The formula for profitability has been established for ages. Every business owner, CEO, freelancer and entrepreneur knows it. It is even required, in the US by Generally Accepted Accounting Principles (GAAP), which in turn is enforced by the SEC in the United States and the International Accounting Standards Board internationally.
Using GAAP or not, the fundamental profit formula is the same:
Sales – Expenses = Profit
is a lie. The formula prohibits profit.
Logically, of course, the formula is sound. A business must first sell in order to generate inbound cash flow. Then the business deducts the expenses utilized to deliver its product or service and to run its operations. What remains is profit. Profit, effectively, is a leftover.
While the GAAP formula makes logical sense, it ignores the fact that it is managed by people. We are, first and foremost, emotional beings, prone to ignore (or even defy) logic.
Cyril Northcote Parkinson, in his famous bestseller Parkinson’s Law, proposed that “work expands so as to fill the time available for its completion.” His theory has been generalized to state “The demand upon a resource tends to expand to match the supply of the resource.”
Arguably, money is the ultimate resource. In GAAP’s “Sales – Expenses = Profit” formula, the business owner sees the cumulative deposits (resource) from sales and has a propensity to conclude that all the money is available for expenses (the demand expands to match the supply). The new equipment purchase is justified because the money is there. A new hire starts, because the money is there. Profit? It is an afterthought. Therefore, there rarely is any.
Now consider a new formula, where a business takes profit first:
Sales – Profit = Expenses
Mathematically the formula is identical to GAAP’s. But from the perspective of human behavior, the Profit First formula is radically different. In the Profit First formula a preset percentage of deposits generated through sales are first allocated to profit. The remainder is used to pay expenses.
In practice, as deposits from sales come in a predetermined percentage, for example 15%, is immediately transferred to a separate profit account. The remainder is available for the business leader to run business as usual. The business owner will see his available cash (which has had the profit already deducted) and make decisions accordingly. The new equipment purchase may be delayed, or a more cost effective alternative may be found. A new hire won’t be made because the money is not there, and perhaps the entrepreneur will conclude was unnecessary in the first place.
While I have co-founded, built and sold two multi-million dollar technology service firms, admittedly they were never truly profitable. Every increase in revenue seemed to be matched with an even greater increase in expenses. Every day I checked (and still do) my bank balances. As the balances would climb and fall, so would my confidence and my spending. I lavishly incurred new, unnecessary expenses when my bank account was fat. I panicked when it was thin.
Every quarter since, I have posted a profit. Every business I have invited to flip the GAAP formula, has also posted a profit or, unfortunately in some cases, decided to give up the system because it put “too much downward pressure on expenses.”

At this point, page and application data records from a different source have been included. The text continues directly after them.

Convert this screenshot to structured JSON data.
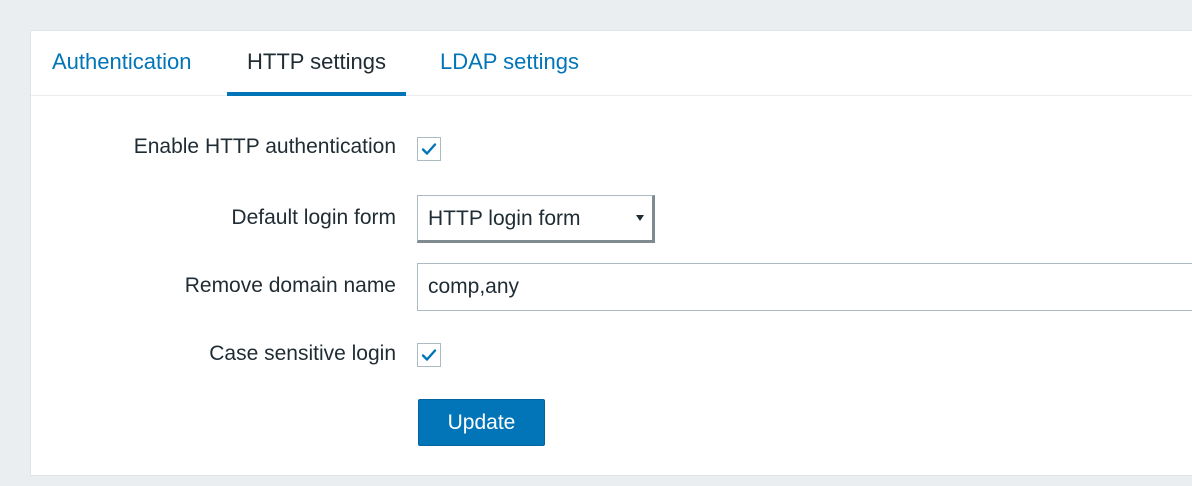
{
  "tabs": [
    {
      "label": "Authentication",
      "active": false
    },
    {
      "label": "HTTP settings",
      "active": true
    },
    {
      "label": "LDAP settings",
      "active": false
    }
  ],
  "form": {
    "enable_http_auth": {
      "label": "Enable HTTP authentication",
      "checked": true
    },
    "default_login_form": {
      "label": "Default login form",
      "value": "HTTP login form"
    },
    "remove_domain_name": {
      "label": "Remove domain name",
      "value": "comp,any"
    },
    "case_sensitive_login": {
      "label": "Case sensitive login",
      "checked": true
    },
    "update_label": "Update"
  },
  "colors": {
    "accent": "#0275b8",
    "background": "#ebeef0",
    "text": "#1f2c33",
    "border": "#acbbc2"
  },
  "icons": {
    "checkmark": "check-icon",
    "dropdown": "caret-down-icon"
  }
}
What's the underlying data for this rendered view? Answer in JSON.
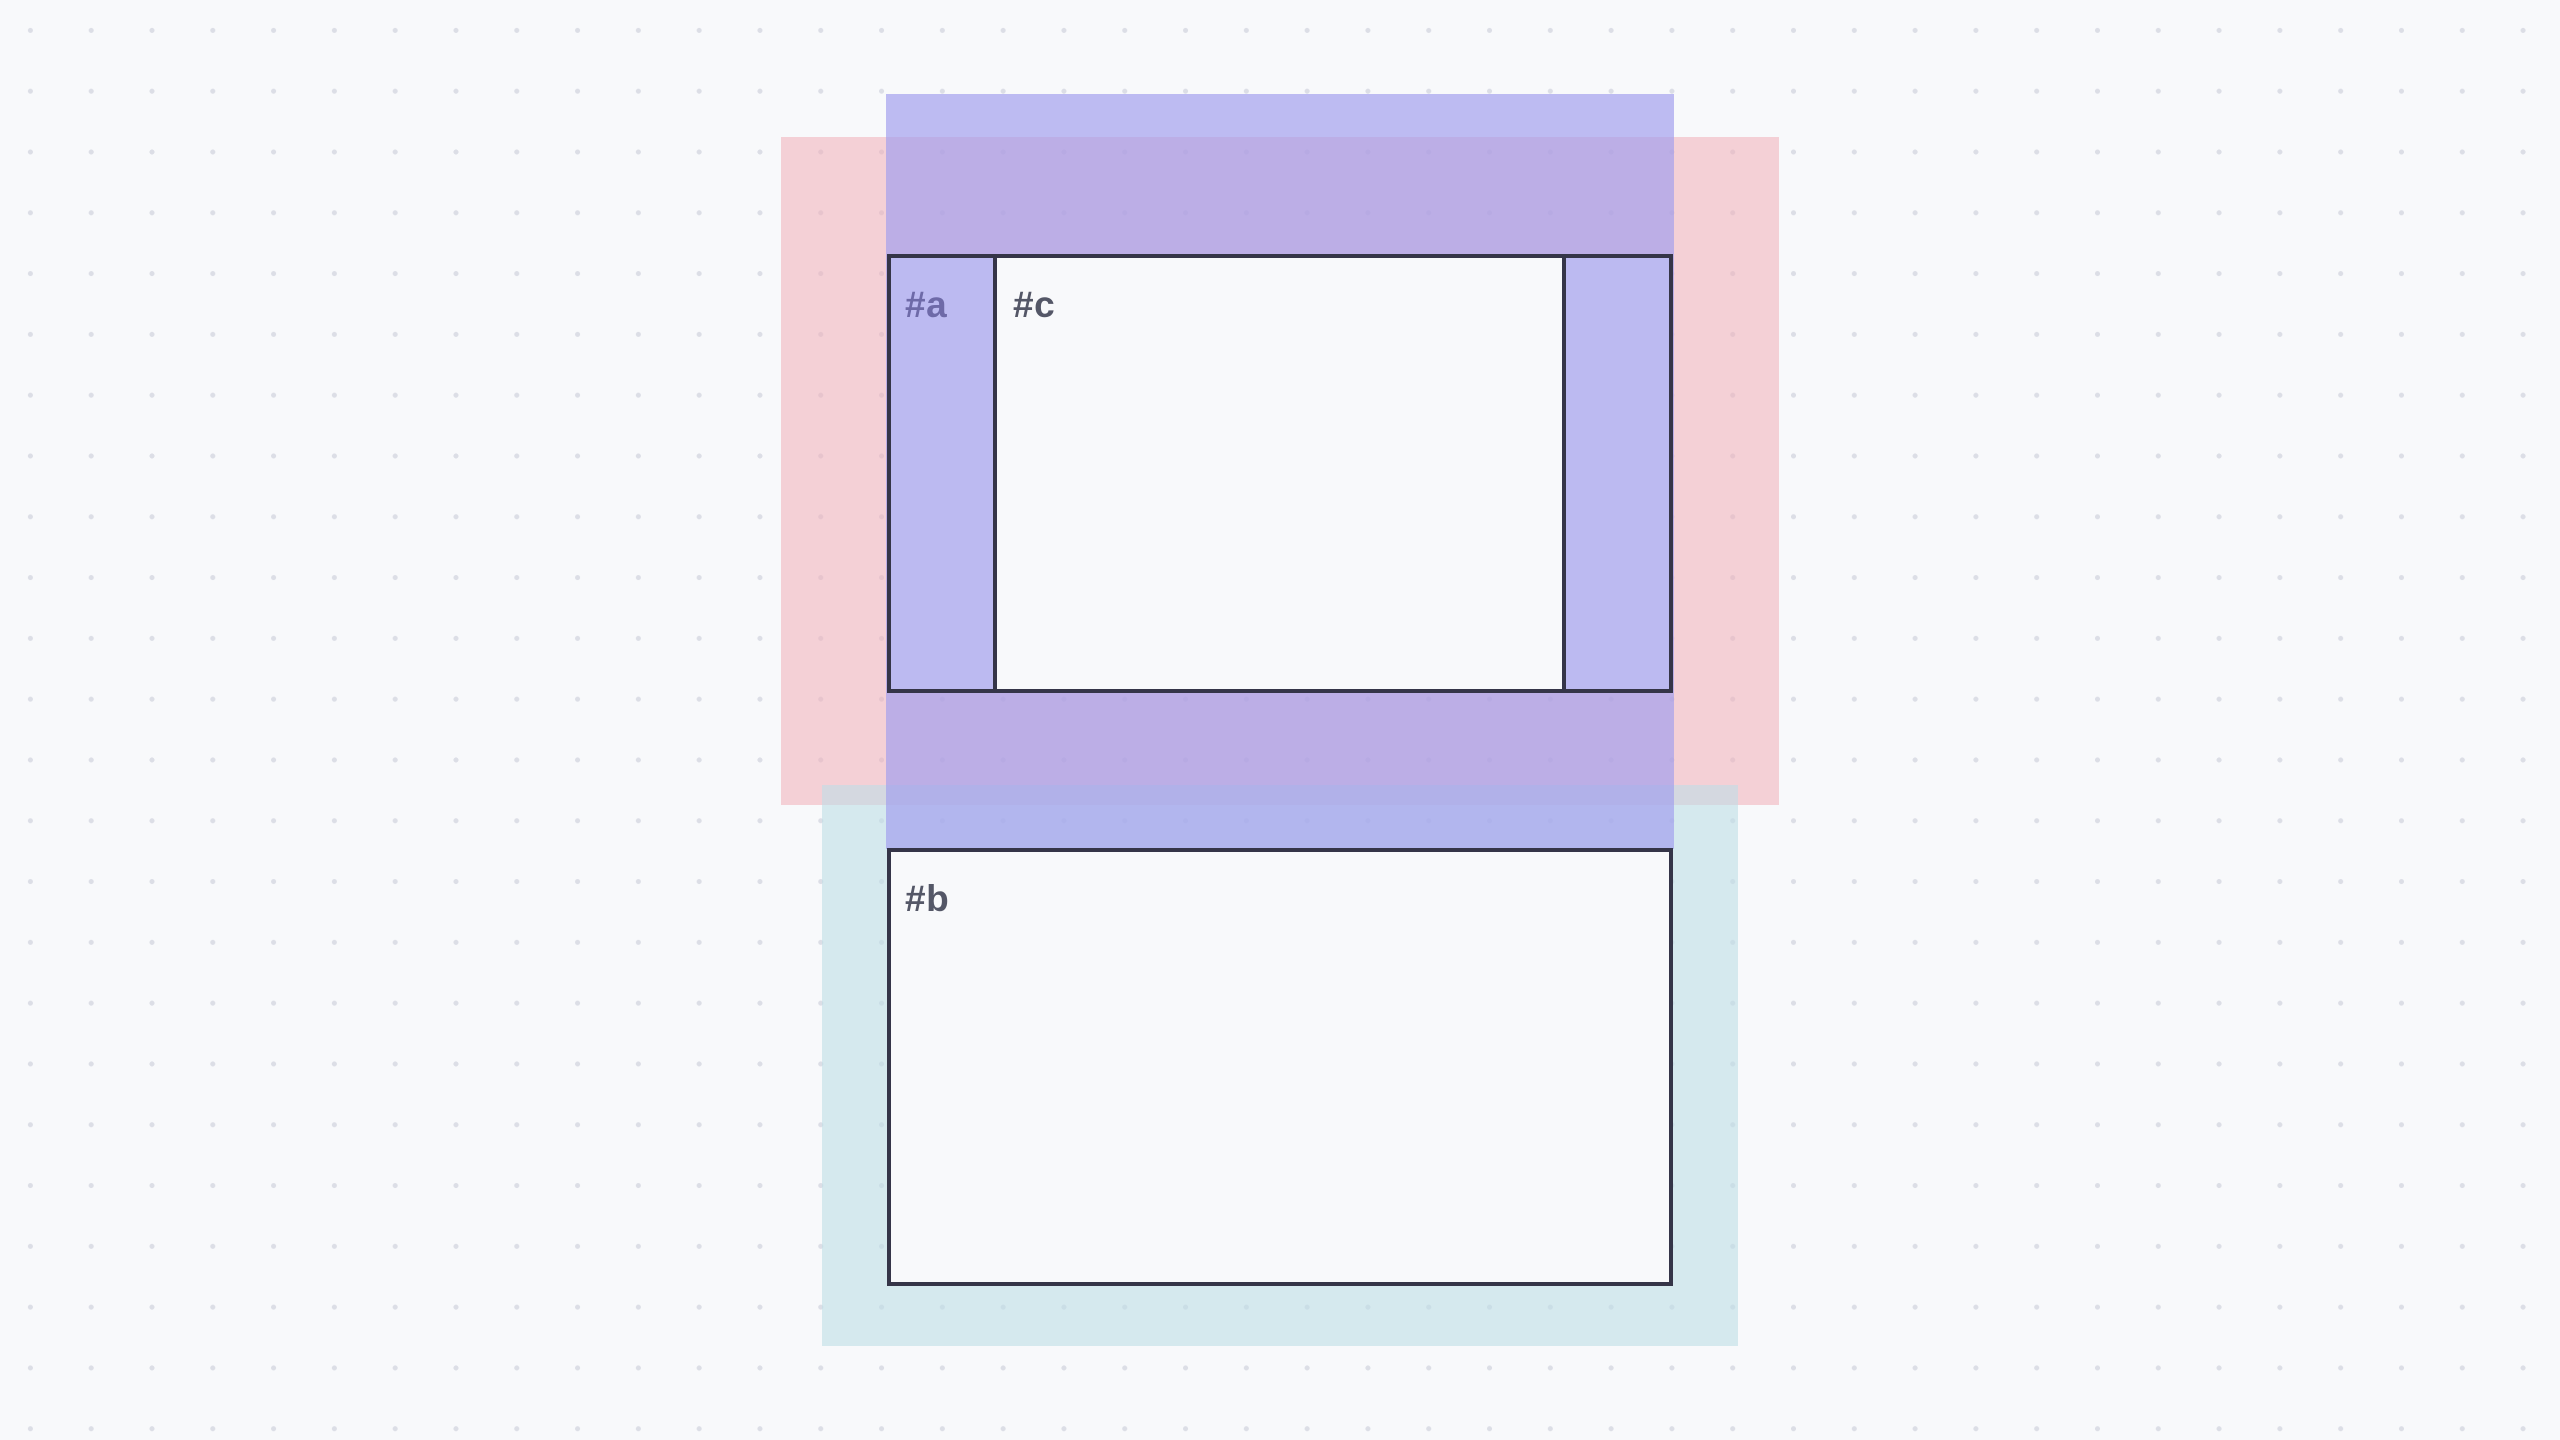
{
  "diagram": {
    "boxes": [
      {
        "id": "a",
        "label": "#a"
      },
      {
        "id": "b",
        "label": "#b"
      },
      {
        "id": "c",
        "label": "#c"
      }
    ]
  },
  "colors": {
    "canvas_background": "#f8f9fb",
    "grid_dot": "#dcdee6",
    "box_border": "#353548",
    "box_a_fill": "#bcbaf1",
    "box_b_fill": "#f8f9fb",
    "box_c_fill": "#f8f9fb",
    "margin_region_red": "#f2cfd4",
    "margin_region_blue": "#a7a6ee",
    "margin_region_teal": "#d6eaed",
    "label_a_color": "#6e6aa8",
    "label_dark_color": "#545767"
  }
}
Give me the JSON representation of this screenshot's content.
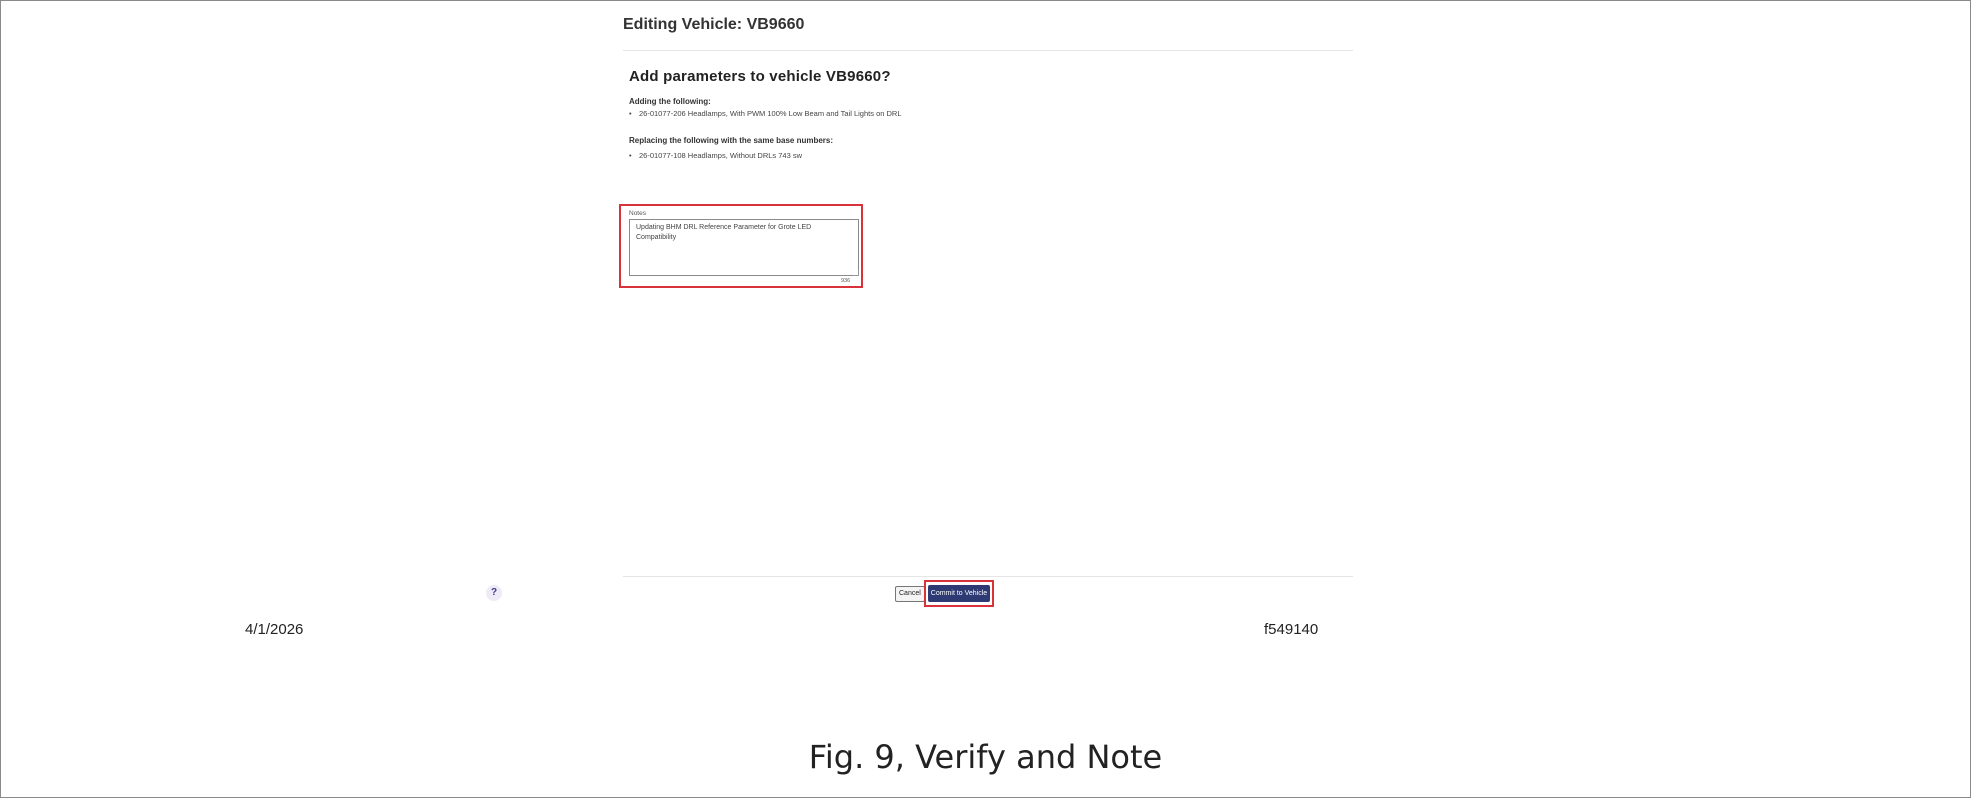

GAAP offers so much more in business insights than most entrepreneurs could imagine, but it does fall short on working with an entrepreneurs “bank balance” habit. I have become an advocate for the Profit First approach to cash management, because of the one thing it does do extremely well. It works with the natural habit of business owners. And, it functions as a “plug-in” to all the GAAP accounting systems and processes I have place. It doesn’t change GAAP, it simply sits on top.
Profit First has transformed my own businesses for the better (if you consider consistent profits, better). Admittedly, Profit First is not the panacea to all cash flow problems, but it surely makes profit a habit.